The former leaders of the Velvet Revolution, which set Slovakia on the path to democracy, are ready to pass the torch to a younger generation. But do young Slovaks want it?
A few months before Vaclav Havel asked the actress Magdalena Vasaryova to become Slovakia’s ambassador to Austria, she was on tour in rural Slovakia. It was 1989, and change was afoot. From the stage, Vasaryova sensed something “radically” different about the audience. “People were laughing more freely, especially women,” Vasaryova recalled in a phone interview recently. “They wanted to hear in our sentences something different, something new, something with political connotations.”
It was only a few months later, in November of the same year, that people’s desire for change spilled over into a mass uprising known as the Velvet Revolution, which led to the end of communism in what was then Czechoslovakia. Last month, Vasaryova was again travelling in Slovakia and elsewhere in central Europe, not as an actress this time but to commemorate the 30th anniversary of the Velvet Revolution and to inspire people to invest themselves anew in the country’s young democracy. “It is important,” she said, “to tell stories, to stir emotions.”
She is hardly alone in exhorting young people to take up the call. As one former student leader of the November 1989 revolution, Flilip Vagac, bellowed from the centre of Bratislava’s Freedom Square: “We’re standing here today to pass the baton to the current generation.” And at the Slovak National Theatre, Slovak president Zuzana Caputova said in a nationally televised speech: “Democracy is an opportunity, not a guarantee of success. It is up to us to make use of this opportunity thirty years later.”
But young people may not be listening.

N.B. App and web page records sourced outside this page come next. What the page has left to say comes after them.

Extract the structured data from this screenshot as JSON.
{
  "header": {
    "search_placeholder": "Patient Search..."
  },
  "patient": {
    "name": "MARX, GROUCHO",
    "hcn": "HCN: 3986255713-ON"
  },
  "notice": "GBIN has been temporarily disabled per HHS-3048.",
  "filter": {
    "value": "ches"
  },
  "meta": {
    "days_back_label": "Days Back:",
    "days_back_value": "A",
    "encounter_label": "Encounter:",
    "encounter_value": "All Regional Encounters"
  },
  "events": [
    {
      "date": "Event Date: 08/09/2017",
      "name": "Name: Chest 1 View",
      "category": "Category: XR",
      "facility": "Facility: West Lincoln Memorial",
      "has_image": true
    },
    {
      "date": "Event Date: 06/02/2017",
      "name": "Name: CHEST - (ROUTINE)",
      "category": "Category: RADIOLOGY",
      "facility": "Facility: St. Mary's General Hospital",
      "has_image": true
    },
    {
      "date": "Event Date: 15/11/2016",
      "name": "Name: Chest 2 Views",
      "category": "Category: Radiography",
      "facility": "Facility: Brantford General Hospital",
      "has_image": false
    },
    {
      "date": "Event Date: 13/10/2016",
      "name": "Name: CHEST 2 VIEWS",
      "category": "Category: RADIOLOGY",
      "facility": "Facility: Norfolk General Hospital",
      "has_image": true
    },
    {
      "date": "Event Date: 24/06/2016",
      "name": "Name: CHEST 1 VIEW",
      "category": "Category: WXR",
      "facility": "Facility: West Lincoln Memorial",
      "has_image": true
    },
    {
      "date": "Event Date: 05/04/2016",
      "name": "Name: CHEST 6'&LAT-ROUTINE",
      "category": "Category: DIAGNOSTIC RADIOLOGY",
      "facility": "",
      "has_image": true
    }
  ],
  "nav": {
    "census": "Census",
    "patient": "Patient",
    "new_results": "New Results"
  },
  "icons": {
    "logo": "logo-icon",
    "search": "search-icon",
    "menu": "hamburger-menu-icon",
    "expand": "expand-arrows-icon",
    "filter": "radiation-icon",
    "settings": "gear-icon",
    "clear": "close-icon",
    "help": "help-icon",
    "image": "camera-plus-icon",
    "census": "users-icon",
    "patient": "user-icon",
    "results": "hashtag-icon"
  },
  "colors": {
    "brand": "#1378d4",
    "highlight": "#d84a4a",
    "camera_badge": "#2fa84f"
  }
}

Surveys consistently show that, although young Slovaks are happier with the changes that have occurred since the end of communism than their parents’ generation, they are also more apathetic. Only 10.4% of Slovaks aged 18-24 voted in this May’s European parliament elections, a quarter of the EU average and second-to-last out of all of the European Union’s 28 member nations.
Many young people are also flocking to extremist, far-right groups, some of which disavow the Velvet Revolution and the end of communism. This week a poll commissioned by the Youth Council of Slovakia found that 19% of people aged 18-29 would vote for the far-right party led by Marian Kotleba called People’s Party-Our Slovakia (LSNS). This swelling support puts LSNS ahead of every other Slovak party in the poll. Kotleba’s nationalist and pro-Russia sympathies have long appealed to older Slovaks who endured the disruption that followed the collapse of communism, but his support among young people shows that not even a generation of democracy guarantees buy-in.
For a country that was recently hailed in the international press as a “ray of hope” amid a rising tide of populism, following the late March election of the pro-EU lawyer Zuzana Caputova as president, this could come as a surprise. But outside the capital, Bratislava, it hasn’t been hard to spot.
A pair of researchers, Zuzana Palovic and Gabriela Bereghazyova, recently traveled throughout Slovakia to speak with young people about the Velvet Revolution and the legacy of communism. They found that young men, in particular, connected with far-right figures like Kotleba. Kotleba’s jobs-oriented message spoke to the reality around them, where low-skilled employment that has sustained families for decades no longer provides the job security it once did, while his anti-Western stance is popular with young people who, as elsewhere in central and eastern Europe, feel let down by capitalism.
Palovic and Bereghazyova said that young people’s lack of political engagement and sympathy for hard-right policies could well be linked to the unfinished work of understanding not just what changes Slovakia has experienced since the Velvet Revolution but also the “trauma” that preceded it.
“We talk about it as apathy and nihilism and passive civil society and what I’m actually seeing is depression,” said Palovic at a book launch last week. “And what is depression? It’s unprocessed trauma.”
Vasaryova, for one, isn’t worried that Slovakia’s readiness to throw itself into democracy has waned. “It’s normal,” she said, for young people not to fixate on the political upheavals of their parents’ generation. She recalled how she knew little about the watershed protests of her own parents’ generation — the 1968 Prague Spring revolution — when she became a leader of the Velvet Revolution.
Vasaryova and others suggest that the February 2018 murder of a journalist named Jan Kuciak by a local businessman marked a turning point. “Our country experienced some kind of an awakening when many of us realized that democracy here is threatened,” said a young Slovak living in Bratislava, Veronika Bersova, in an interview.
Caputova’s election a year later seemed to confirm that narrative. But, as others have pointed out, the election was marred by low turnout and was hardly the referendum on populism that it was portrayed to be, since no far-right candidates advanced to the final round. The contest may have been more accurately termed an outsider-versus-establishment contest.
The next big election will be in February, and it may well serve as a truer bellwether to sample the sympathies of young voters, even if turnout remains low. The aging leaders of the Velvet Revolution will doubtless be watching.
Note: This article gives the views of the authors, and not the position of the Social Policy Blog, nor of the London School of Economics.